Items from a data source

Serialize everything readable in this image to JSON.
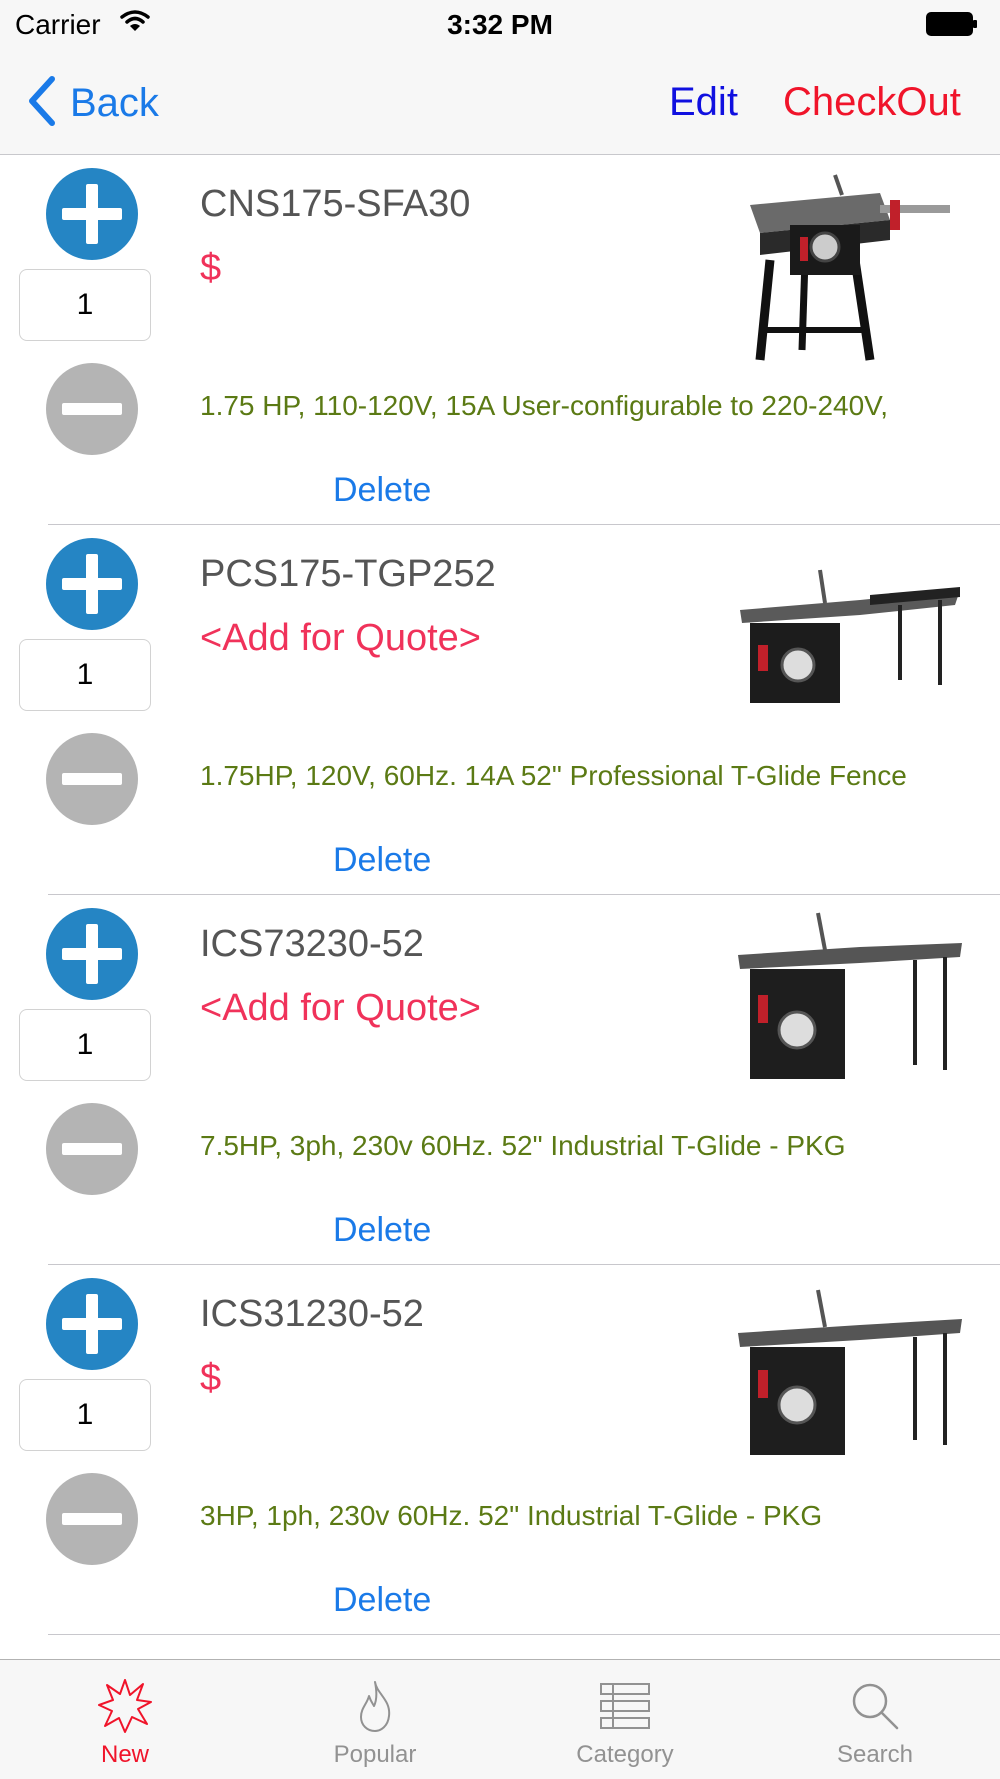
{
  "status_bar": {
    "carrier": "Carrier",
    "time": "3:32 PM"
  },
  "nav": {
    "back_label": "Back",
    "edit_label": "Edit",
    "checkout_label": "CheckOut"
  },
  "cart_items": [
    {
      "name": "CNS175-SFA30",
      "price": "$",
      "quantity": "1",
      "description": "1.75 HP, 110-120V, 15A User-configurable to 220-240V,",
      "delete_label": "Delete"
    },
    {
      "name": "PCS175-TGP252",
      "price": "<Add for Quote>",
      "quantity": "1",
      "description": "1.75HP, 120V, 60Hz. 14A 52\" Professional T-Glide Fence",
      "delete_label": "Delete"
    },
    {
      "name": "ICS73230-52",
      "price": "<Add for Quote>",
      "quantity": "1",
      "description": "7.5HP, 3ph, 230v 60Hz. 52\" Industrial T-Glide - PKG",
      "delete_label": "Delete"
    },
    {
      "name": "ICS31230-52",
      "price": "$",
      "quantity": "1",
      "description": "3HP, 1ph, 230v 60Hz. 52\" Industrial T-Glide - PKG",
      "delete_label": "Delete"
    }
  ],
  "tab_bar": {
    "tabs": [
      {
        "label": "New",
        "icon": "new-star-icon",
        "active": true
      },
      {
        "label": "Popular",
        "icon": "flame-icon",
        "active": false
      },
      {
        "label": "Category",
        "icon": "list-icon",
        "active": false
      },
      {
        "label": "Search",
        "icon": "search-icon",
        "active": false
      }
    ]
  },
  "colors": {
    "accent_blue": "#1a7ae8",
    "edit_blue": "#1010e0",
    "checkout_red": "#f0142a",
    "price_red": "#f0325a",
    "description_green": "#5b7a14",
    "plus_blue": "#2585c4",
    "minus_gray": "#b4b4b4"
  }
}
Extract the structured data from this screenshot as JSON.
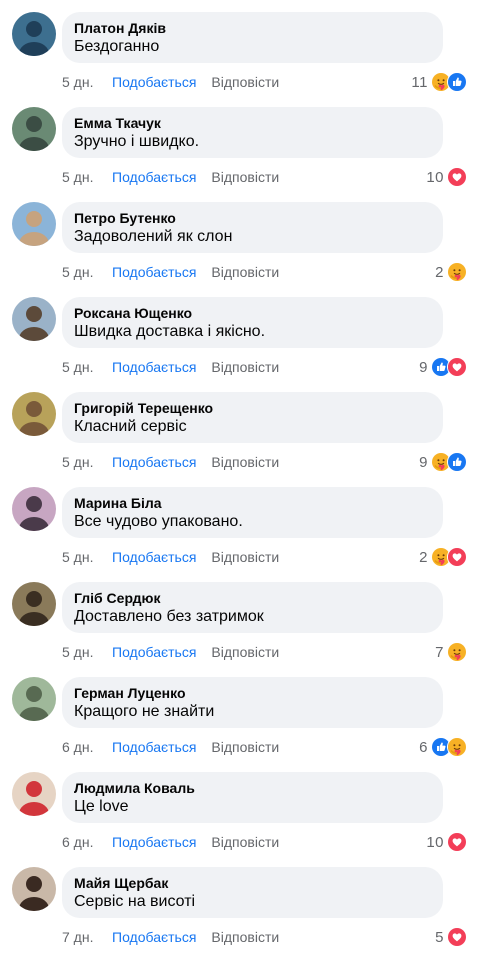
{
  "comments": [
    {
      "name": "Платон Дяків",
      "text": "Бездоганно",
      "time": "5 дн.",
      "like_label": "Подобається",
      "reply_label": "Відповісти",
      "reactions_count": "11",
      "reactions": [
        "care-emoji",
        "like-emoji"
      ],
      "avatar_colors": [
        "#3d6f8f",
        "#1f3f59"
      ]
    },
    {
      "name": "Емма Ткачук",
      "text": "Зручно і швидко.",
      "time": "5 дн.",
      "like_label": "Подобається",
      "reply_label": "Відповісти",
      "reactions_count": "10",
      "reactions": [
        "love-emoji"
      ],
      "avatar_colors": [
        "#6a8a74",
        "#3b4d44"
      ]
    },
    {
      "name": "Петро Бутенко",
      "text": "Задоволений як слон",
      "time": "5 дн.",
      "like_label": "Подобається",
      "reply_label": "Відповісти",
      "reactions_count": "2",
      "reactions": [
        "care-emoji"
      ],
      "avatar_colors": [
        "#8bb4d8",
        "#c6a37f"
      ]
    },
    {
      "name": "Роксана Ющенко",
      "text": "Швидка доставка і якісно.",
      "time": "5 дн.",
      "like_label": "Подобається",
      "reply_label": "Відповісти",
      "reactions_count": "9",
      "reactions": [
        "like-emoji",
        "love-emoji"
      ],
      "avatar_colors": [
        "#9ab2c8",
        "#5c4a3a"
      ]
    },
    {
      "name": "Григорій Терещенко",
      "text": "Класний сервіс",
      "time": "5 дн.",
      "like_label": "Подобається",
      "reply_label": "Відповісти",
      "reactions_count": "9",
      "reactions": [
        "care-emoji",
        "like-emoji"
      ],
      "avatar_colors": [
        "#b8a25a",
        "#7a5a3a"
      ]
    },
    {
      "name": "Марина Біла",
      "text": "Все чудово упаковано.",
      "time": "5 дн.",
      "like_label": "Подобається",
      "reply_label": "Відповісти",
      "reactions_count": "2",
      "reactions": [
        "care-emoji",
        "love-emoji"
      ],
      "avatar_colors": [
        "#c7a6c2",
        "#4a3a4a"
      ]
    },
    {
      "name": "Гліб Сердюк",
      "text": "Доставлено без затримок",
      "time": "5 дн.",
      "like_label": "Подобається",
      "reply_label": "Відповісти",
      "reactions_count": "7",
      "reactions": [
        "care-emoji"
      ],
      "avatar_colors": [
        "#8a7a5a",
        "#3a2e22"
      ]
    },
    {
      "name": "Герман Луценко",
      "text": "Кращого не знайти",
      "time": "6 дн.",
      "like_label": "Подобається",
      "reply_label": "Відповісти",
      "reactions_count": "6",
      "reactions": [
        "like-emoji",
        "care-emoji"
      ],
      "avatar_colors": [
        "#9fb89a",
        "#586a52"
      ]
    },
    {
      "name": "Людмила Коваль",
      "text": "Це love",
      "time": "6 дн.",
      "like_label": "Подобається",
      "reply_label": "Відповісти",
      "reactions_count": "10",
      "reactions": [
        "love-emoji"
      ],
      "avatar_colors": [
        "#e6d4c4",
        "#d2363c"
      ]
    },
    {
      "name": "Майя Щербак",
      "text": "Сервіс на висоті",
      "time": "7 дн.",
      "like_label": "Подобається",
      "reply_label": "Відповісти",
      "reactions_count": "5",
      "reactions": [
        "love-emoji"
      ],
      "avatar_colors": [
        "#c9b8a8",
        "#3a2a22"
      ]
    }
  ],
  "colors": {
    "bubble_bg": "#f0f2f5",
    "like_blue": "#1877f2",
    "love_red": "#f33e58",
    "care_yellow": "#f7b125",
    "meta_gray": "#65676b"
  }
}
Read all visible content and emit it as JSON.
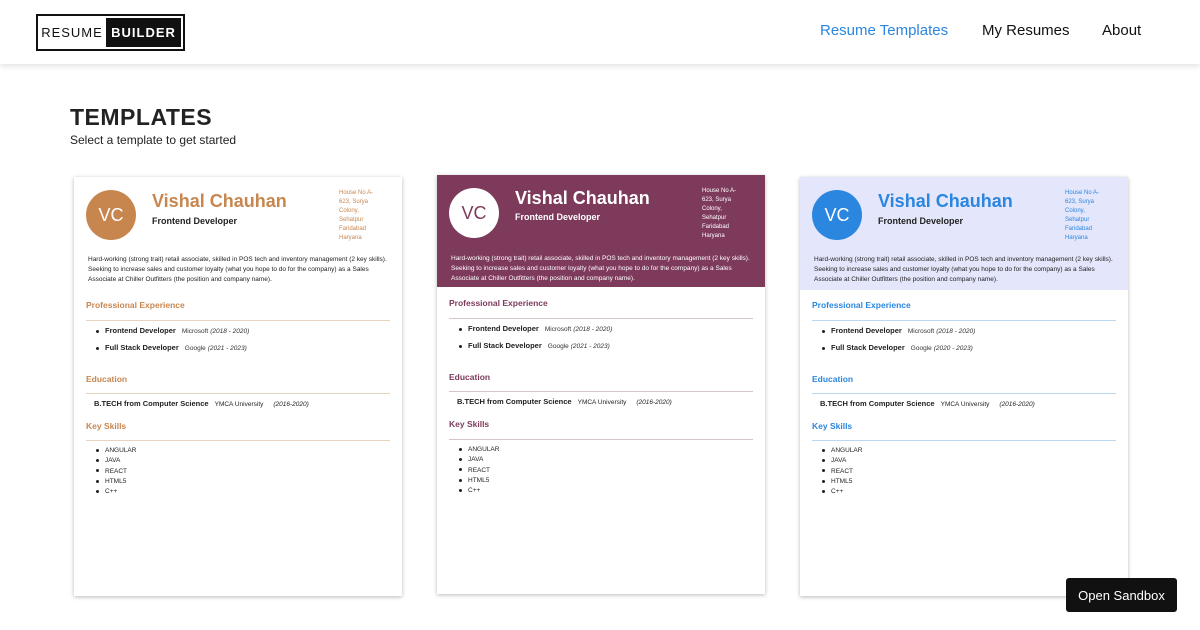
{
  "logo": {
    "part1": "RESUME",
    "part2": "BUILDER"
  },
  "nav": [
    {
      "label": "Resume Templates"
    },
    {
      "label": "My Resumes"
    },
    {
      "label": "About"
    }
  ],
  "page": {
    "title": "TEMPLATES",
    "subtitle": "Select a template to get started"
  },
  "colors": {
    "accent": "#2b86e0",
    "template1": "#c8864f",
    "template2": "#7d3a5b",
    "template3": "#2b86e0"
  },
  "templates": [
    {
      "initials": "VC",
      "name": "Vishal Chauhan",
      "role": "Frontend Developer",
      "address": [
        "House No A-",
        "623, Surya",
        "Colony,",
        "Sehatpur",
        "Faridabad",
        "Haryana"
      ],
      "summary": "Hard-working (strong trait) retail associate, skilled in POS tech and inventory management (2 key skills). Seeking to increase sales and customer loyalty (what you hope to do for the company) as a Sales Associate at Chiller Outfitters (the position and company name).",
      "exp_title": "Professional Experience",
      "experience": [
        {
          "title": "Frontend Developer",
          "company": "Microsoft",
          "dates": "(2018 - 2020)"
        },
        {
          "title": "Full Stack Developer",
          "company": "Google",
          "dates": "(2021 - 2023)"
        }
      ],
      "edu_title": "Education",
      "education": {
        "degree": "B.TECH from Computer Science",
        "school": "YMCA University",
        "dates": "(2016-2020)"
      },
      "skills_title": "Key Skills",
      "skills": [
        "ANGULAR",
        "JAVA",
        "REACT",
        "HTML5",
        "C++"
      ]
    },
    {
      "initials": "VC",
      "name": "Vishal Chauhan",
      "role": "Frontend Developer",
      "address": [
        "House No A-",
        "623, Surya",
        "Colony,",
        "Sehatpur",
        "Faridabad",
        "Haryana"
      ],
      "summary": "Hard-working (strong trait) retail associate, skilled in POS tech and inventory management (2 key skills). Seeking to increase sales and customer loyalty (what you hope to do for the company) as a Sales Associate at Chiller Outfitters (the position and company name).",
      "exp_title": "Professional Experience",
      "experience": [
        {
          "title": "Frontend Developer",
          "company": "Microsoft",
          "dates": "(2018 - 2020)"
        },
        {
          "title": "Full Stack Developer",
          "company": "Google",
          "dates": "(2021 - 2023)"
        }
      ],
      "edu_title": "Education",
      "education": {
        "degree": "B.TECH from Computer Science",
        "school": "YMCA University",
        "dates": "(2016-2020)"
      },
      "skills_title": "Key Skills",
      "skills": [
        "ANGULAR",
        "JAVA",
        "REACT",
        "HTML5",
        "C++"
      ]
    },
    {
      "initials": "VC",
      "name": "Vishal Chauhan",
      "role": "Frontend Developer",
      "address": [
        "House No A-",
        "623, Surya",
        "Colony,",
        "Sehatpur",
        "Faridabad",
        "Haryana"
      ],
      "summary": "Hard-working (strong trait) retail associate, skilled in POS tech and inventory management (2 key skills). Seeking to increase sales and customer loyalty (what you hope to do for the company) as a Sales Associate at Chiller Outfitters (the position and company name).",
      "exp_title": "Professional Experience",
      "experience": [
        {
          "title": "Frontend Developer",
          "company": "Microsoft",
          "dates": "(2018 - 2020)"
        },
        {
          "title": "Full Stack Developer",
          "company": "Google",
          "dates": "(2020 - 2023)"
        }
      ],
      "edu_title": "Education",
      "education": {
        "degree": "B.TECH from Computer Science",
        "school": "YMCA University",
        "dates": "(2016-2020)"
      },
      "skills_title": "Key Skills",
      "skills": [
        "ANGULAR",
        "JAVA",
        "REACT",
        "HTML5",
        "C++"
      ]
    }
  ],
  "sandbox": {
    "label": "Open Sandbox"
  }
}
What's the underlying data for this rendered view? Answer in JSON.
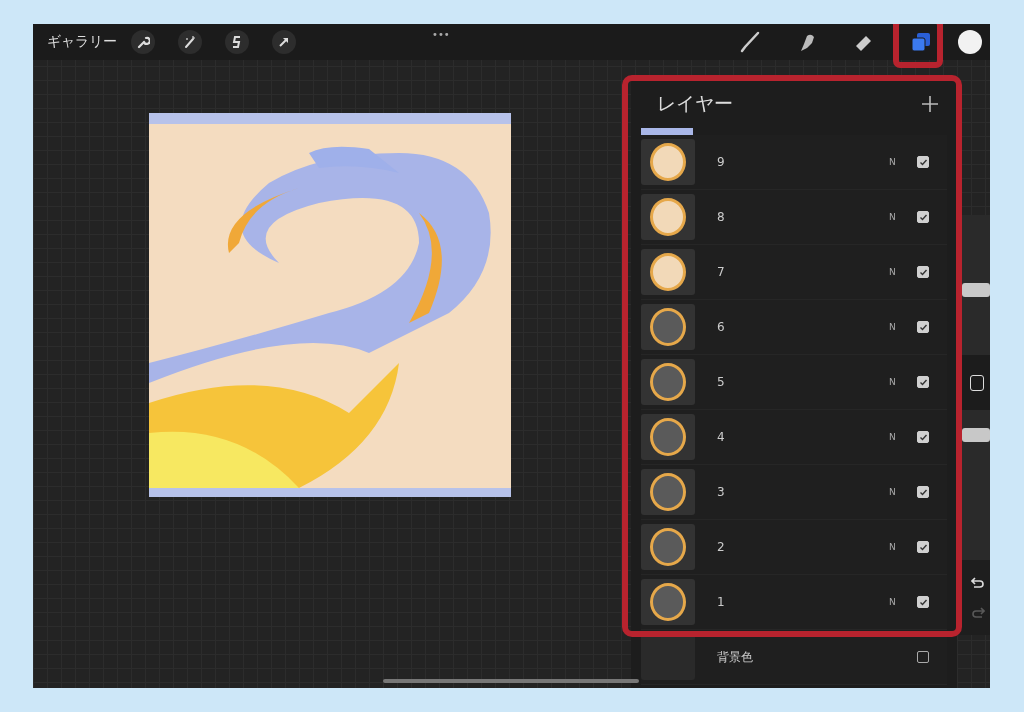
{
  "toolbar": {
    "gallery": "ギャラリー",
    "more": "•••"
  },
  "layers_panel": {
    "title": "レイヤー",
    "layers": [
      {
        "name": "9",
        "blend": "N",
        "visible": true
      },
      {
        "name": "8",
        "blend": "N",
        "visible": true
      },
      {
        "name": "7",
        "blend": "N",
        "visible": true
      },
      {
        "name": "6",
        "blend": "N",
        "visible": true
      },
      {
        "name": "5",
        "blend": "N",
        "visible": true
      },
      {
        "name": "4",
        "blend": "N",
        "visible": true
      },
      {
        "name": "3",
        "blend": "N",
        "visible": true
      },
      {
        "name": "2",
        "blend": "N",
        "visible": true
      },
      {
        "name": "1",
        "blend": "N",
        "visible": true
      }
    ],
    "background": {
      "name": "背景色",
      "visible": false
    }
  },
  "sidebar": {
    "size_slider": {
      "level": 0.46
    },
    "opacity_slider": {
      "level": 0.87
    },
    "redo": {
      "disabled": true
    }
  }
}
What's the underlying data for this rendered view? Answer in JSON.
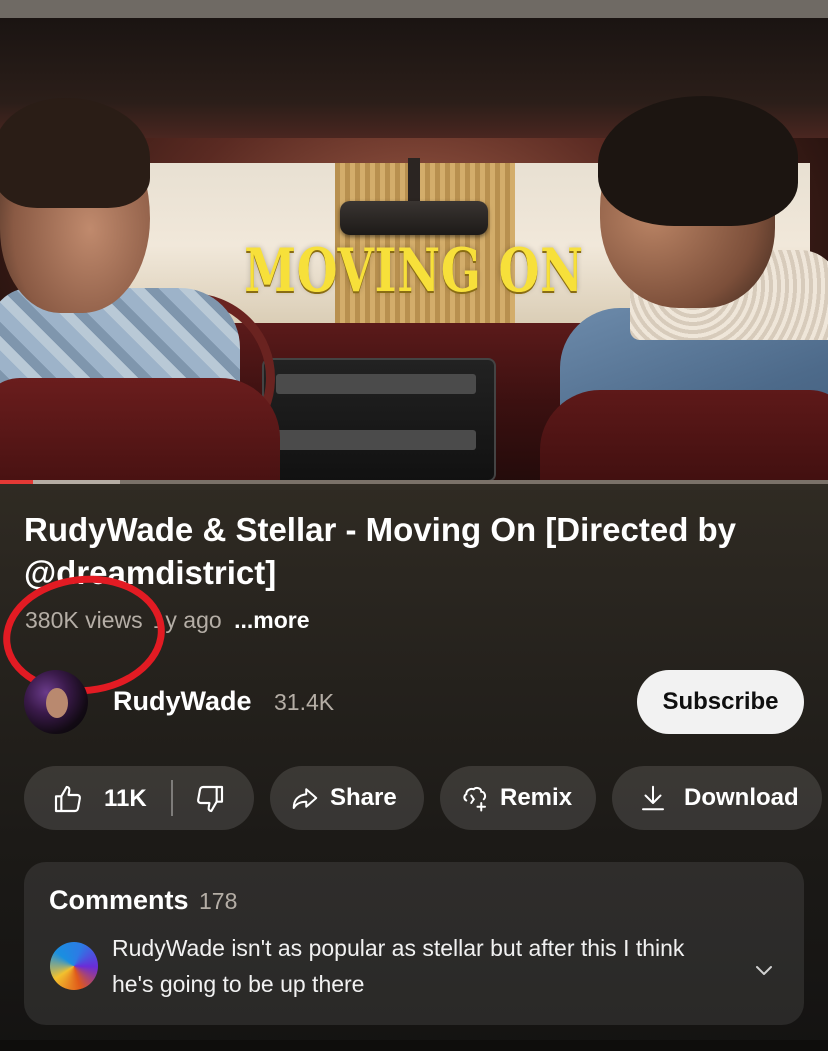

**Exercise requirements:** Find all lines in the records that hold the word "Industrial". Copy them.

**Response to the exercise:**
      "description": "7.5HP, 3ph, 230v 60Hz. 52\" Industrial T-Glide - PKG",
      "description": "3HP, 1ph, 230v 60Hz. 52\" Industrial T-Glide - PKG",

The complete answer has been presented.